Page and application data records
☆ ☆ ☆
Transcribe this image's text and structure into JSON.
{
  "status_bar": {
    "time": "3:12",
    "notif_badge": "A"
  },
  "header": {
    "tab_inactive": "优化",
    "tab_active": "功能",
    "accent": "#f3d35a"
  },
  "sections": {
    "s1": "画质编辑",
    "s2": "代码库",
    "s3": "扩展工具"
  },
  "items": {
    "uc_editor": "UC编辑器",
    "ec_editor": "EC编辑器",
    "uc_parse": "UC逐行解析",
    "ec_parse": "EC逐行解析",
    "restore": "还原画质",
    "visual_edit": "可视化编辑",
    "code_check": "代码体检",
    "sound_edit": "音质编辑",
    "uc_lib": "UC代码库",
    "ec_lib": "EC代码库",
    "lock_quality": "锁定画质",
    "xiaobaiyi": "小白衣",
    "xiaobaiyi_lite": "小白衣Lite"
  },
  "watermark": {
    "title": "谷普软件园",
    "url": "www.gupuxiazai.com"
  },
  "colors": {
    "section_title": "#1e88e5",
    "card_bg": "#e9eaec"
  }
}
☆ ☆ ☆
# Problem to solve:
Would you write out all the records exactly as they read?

# Answer:
Transcribe this image's text and structure into JSON.
{
  "status_bar": {
    "time": "3:12",
    "notif_badge": "A"
  },
  "header": {
    "tab_inactive": "优化",
    "tab_active": "功能",
    "accent": "#f3d35a"
  },
  "sections": {
    "s1": "画质编辑",
    "s2": "代码库",
    "s3": "扩展工具"
  },
  "items": {
    "uc_editor": "UC编辑器",
    "ec_editor": "EC编辑器",
    "uc_parse": "UC逐行解析",
    "ec_parse": "EC逐行解析",
    "restore": "还原画质",
    "visual_edit": "可视化编辑",
    "code_check": "代码体检",
    "sound_edit": "音质编辑",
    "uc_lib": "UC代码库",
    "ec_lib": "EC代码库",
    "lock_quality": "锁定画质",
    "xiaobaiyi": "小白衣",
    "xiaobaiyi_lite": "小白衣Lite"
  },
  "watermark": {
    "title": "谷普软件园",
    "url": "www.gupuxiazai.com"
  },
  "colors": {
    "section_title": "#1e88e5",
    "card_bg": "#e9eaec"
  }
}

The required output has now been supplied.